With the pictures removed, write out the full listing below exactly.

*Source data*.
>>>>
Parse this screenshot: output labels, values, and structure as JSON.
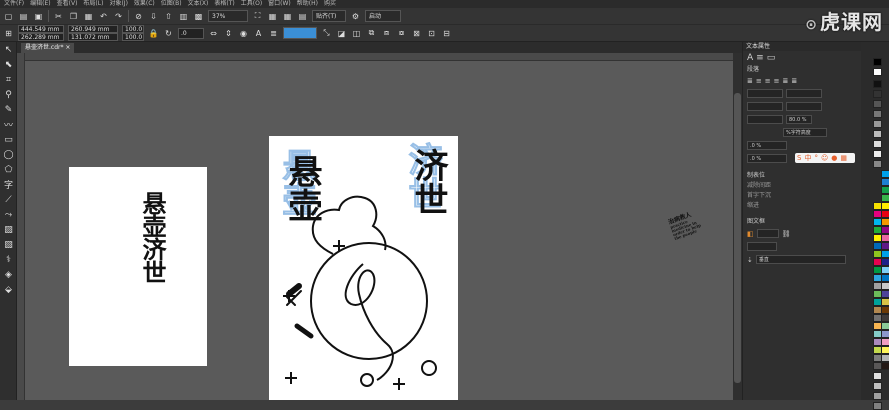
{
  "menu": [
    "文件(F)",
    "编辑(E)",
    "查看(V)",
    "布局(L)",
    "对象(J)",
    "效果(C)",
    "位图(B)",
    "文本(X)",
    "表格(T)",
    "工具(O)",
    "窗口(W)",
    "帮助(H)",
    "购买"
  ],
  "toolbar": {
    "zoom": "37%",
    "snap_label": "贴齐(T)",
    "launch_label": "启动"
  },
  "propbar": {
    "x": "444.549 mm",
    "y": "262.289 mm",
    "w": "260.949 mm",
    "h": "131.072 mm",
    "scale_x": "100.0",
    "scale_y": "100.0",
    "angle": ".0"
  },
  "document": {
    "tab_name": "悬壶济世.cdr*"
  },
  "canvas": {
    "page1_text": "悬壶济世",
    "page2_left_text": "悬壶",
    "page2_right_text": "济世",
    "stamp_text": "治病救人",
    "stamp_en": "practice medicine in order to help the people"
  },
  "rightpanel": {
    "title": "文本属性",
    "section_paragraph": "段落",
    "spacing_value": "80.0 %",
    "char_spacing_label": "%字符高度",
    "percent_a": ".0 %",
    "percent_b": ".0 %",
    "section_tab": "制表位",
    "tab_items": [
      "减除间距",
      "首字下沉",
      "缩进"
    ],
    "section_frame": "图文框",
    "direction_label": "垂直"
  },
  "watermark": {
    "logo_text": "虎课网"
  },
  "ime": {
    "logo": "S"
  },
  "colors": {
    "accent": "#3b8fd6",
    "ghost_outline": "#7fb0e0",
    "page": "#ffffff",
    "desktop": "#5a5a5a"
  }
}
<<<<
*Answer box*.
Parse this screenshot: output labels, values, and structure as JSON.
{
  "menu": [
    "文件(F)",
    "编辑(E)",
    "查看(V)",
    "布局(L)",
    "对象(J)",
    "效果(C)",
    "位图(B)",
    "文本(X)",
    "表格(T)",
    "工具(O)",
    "窗口(W)",
    "帮助(H)",
    "购买"
  ],
  "toolbar": {
    "zoom": "37%",
    "snap_label": "贴齐(T)",
    "launch_label": "启动"
  },
  "propbar": {
    "x": "444.549 mm",
    "y": "262.289 mm",
    "w": "260.949 mm",
    "h": "131.072 mm",
    "scale_x": "100.0",
    "scale_y": "100.0",
    "angle": ".0"
  },
  "document": {
    "tab_name": "悬壶济世.cdr*"
  },
  "canvas": {
    "page1_text": "悬壶济世",
    "page2_left_text": "悬壶",
    "page2_right_text": "济世",
    "stamp_text": "治病救人",
    "stamp_en": "practice medicine in order to help the people"
  },
  "rightpanel": {
    "title": "文本属性",
    "section_paragraph": "段落",
    "spacing_value": "80.0 %",
    "char_spacing_label": "%字符高度",
    "percent_a": ".0 %",
    "percent_b": ".0 %",
    "section_tab": "制表位",
    "tab_items": [
      "减除间距",
      "首字下沉",
      "缩进"
    ],
    "section_frame": "图文框",
    "direction_label": "垂直"
  },
  "watermark": {
    "logo_text": "虎课网"
  },
  "ime": {
    "logo": "S"
  },
  "colors": {
    "accent": "#3b8fd6",
    "ghost_outline": "#7fb0e0",
    "page": "#ffffff",
    "desktop": "#5a5a5a"
  }
}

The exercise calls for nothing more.